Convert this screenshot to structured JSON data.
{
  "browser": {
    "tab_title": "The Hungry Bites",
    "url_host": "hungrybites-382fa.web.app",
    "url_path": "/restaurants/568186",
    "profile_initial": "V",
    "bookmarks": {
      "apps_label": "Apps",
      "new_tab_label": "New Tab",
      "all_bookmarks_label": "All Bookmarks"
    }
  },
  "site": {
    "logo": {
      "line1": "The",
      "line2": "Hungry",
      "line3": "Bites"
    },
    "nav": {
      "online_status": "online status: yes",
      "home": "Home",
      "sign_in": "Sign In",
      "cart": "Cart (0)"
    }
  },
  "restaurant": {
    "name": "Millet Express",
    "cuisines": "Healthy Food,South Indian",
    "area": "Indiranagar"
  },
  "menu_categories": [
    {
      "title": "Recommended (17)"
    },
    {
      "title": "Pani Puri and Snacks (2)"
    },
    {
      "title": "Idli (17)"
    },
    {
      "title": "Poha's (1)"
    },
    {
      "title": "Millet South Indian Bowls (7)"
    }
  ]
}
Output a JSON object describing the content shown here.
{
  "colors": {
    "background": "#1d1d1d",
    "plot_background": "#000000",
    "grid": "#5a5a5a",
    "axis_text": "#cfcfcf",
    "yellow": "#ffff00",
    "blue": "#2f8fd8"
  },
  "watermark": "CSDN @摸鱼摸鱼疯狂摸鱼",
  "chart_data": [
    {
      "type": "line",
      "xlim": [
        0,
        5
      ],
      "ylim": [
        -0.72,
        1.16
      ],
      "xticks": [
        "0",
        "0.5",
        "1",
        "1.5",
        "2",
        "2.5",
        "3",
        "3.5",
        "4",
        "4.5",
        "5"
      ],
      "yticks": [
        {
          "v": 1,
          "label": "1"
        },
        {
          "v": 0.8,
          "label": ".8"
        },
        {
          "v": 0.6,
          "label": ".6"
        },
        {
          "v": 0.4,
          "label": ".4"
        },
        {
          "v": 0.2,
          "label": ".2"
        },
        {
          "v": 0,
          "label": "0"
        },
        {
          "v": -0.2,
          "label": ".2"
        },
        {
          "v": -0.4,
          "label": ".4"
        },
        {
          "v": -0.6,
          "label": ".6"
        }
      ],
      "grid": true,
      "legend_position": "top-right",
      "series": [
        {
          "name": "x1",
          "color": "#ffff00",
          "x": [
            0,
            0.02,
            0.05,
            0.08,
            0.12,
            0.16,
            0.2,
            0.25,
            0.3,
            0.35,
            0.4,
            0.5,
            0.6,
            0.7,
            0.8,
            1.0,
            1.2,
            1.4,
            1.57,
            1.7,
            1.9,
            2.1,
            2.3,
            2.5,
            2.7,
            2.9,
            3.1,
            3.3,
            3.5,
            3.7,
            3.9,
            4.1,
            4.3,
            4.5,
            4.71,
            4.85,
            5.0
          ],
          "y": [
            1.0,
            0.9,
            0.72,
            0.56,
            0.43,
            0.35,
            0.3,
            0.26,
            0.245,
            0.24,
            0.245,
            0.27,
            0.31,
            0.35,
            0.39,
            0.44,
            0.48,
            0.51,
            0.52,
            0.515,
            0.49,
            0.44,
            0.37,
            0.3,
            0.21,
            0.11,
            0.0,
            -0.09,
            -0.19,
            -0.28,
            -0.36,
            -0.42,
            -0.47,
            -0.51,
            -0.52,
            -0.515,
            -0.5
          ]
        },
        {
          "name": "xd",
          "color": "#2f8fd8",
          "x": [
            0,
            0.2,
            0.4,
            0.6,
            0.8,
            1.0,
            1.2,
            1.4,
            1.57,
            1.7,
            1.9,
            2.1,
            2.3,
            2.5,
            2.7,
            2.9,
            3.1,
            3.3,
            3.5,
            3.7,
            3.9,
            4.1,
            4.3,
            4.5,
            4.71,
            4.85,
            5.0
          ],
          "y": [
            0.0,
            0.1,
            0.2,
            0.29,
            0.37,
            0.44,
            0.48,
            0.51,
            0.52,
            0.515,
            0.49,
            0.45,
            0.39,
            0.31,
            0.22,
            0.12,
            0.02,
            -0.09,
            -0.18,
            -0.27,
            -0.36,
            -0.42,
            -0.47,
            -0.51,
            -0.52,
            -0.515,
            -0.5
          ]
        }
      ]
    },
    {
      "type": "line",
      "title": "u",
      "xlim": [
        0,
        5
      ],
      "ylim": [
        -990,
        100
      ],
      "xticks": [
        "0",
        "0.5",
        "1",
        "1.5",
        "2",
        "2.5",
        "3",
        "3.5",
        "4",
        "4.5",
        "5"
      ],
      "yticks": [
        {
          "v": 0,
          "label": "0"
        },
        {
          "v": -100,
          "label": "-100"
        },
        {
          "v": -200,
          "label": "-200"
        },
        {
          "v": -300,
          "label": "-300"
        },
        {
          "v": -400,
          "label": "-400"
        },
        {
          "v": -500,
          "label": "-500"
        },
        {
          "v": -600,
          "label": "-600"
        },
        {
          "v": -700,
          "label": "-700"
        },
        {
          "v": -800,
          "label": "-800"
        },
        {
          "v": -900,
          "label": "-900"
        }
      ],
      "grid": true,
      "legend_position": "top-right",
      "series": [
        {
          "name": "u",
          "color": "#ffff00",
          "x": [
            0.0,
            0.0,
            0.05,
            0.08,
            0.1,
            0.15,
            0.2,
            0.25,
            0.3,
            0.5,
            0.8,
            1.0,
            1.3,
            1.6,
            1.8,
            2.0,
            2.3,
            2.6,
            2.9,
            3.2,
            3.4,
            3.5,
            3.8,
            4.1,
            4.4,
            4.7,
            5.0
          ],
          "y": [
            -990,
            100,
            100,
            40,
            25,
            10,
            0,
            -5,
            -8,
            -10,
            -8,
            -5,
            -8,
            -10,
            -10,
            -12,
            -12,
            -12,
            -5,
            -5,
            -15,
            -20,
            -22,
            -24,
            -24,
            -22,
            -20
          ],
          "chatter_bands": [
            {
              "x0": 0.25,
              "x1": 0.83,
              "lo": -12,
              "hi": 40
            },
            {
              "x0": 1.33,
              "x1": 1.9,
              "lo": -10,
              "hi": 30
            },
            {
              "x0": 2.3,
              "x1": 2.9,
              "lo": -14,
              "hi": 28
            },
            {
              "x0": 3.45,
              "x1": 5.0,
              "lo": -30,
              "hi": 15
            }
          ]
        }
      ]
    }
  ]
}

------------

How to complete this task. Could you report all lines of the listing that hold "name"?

Exercise output.
    "name": "Millet Express",
          "name": "x1",
          "name": "xd",
          "name": "u",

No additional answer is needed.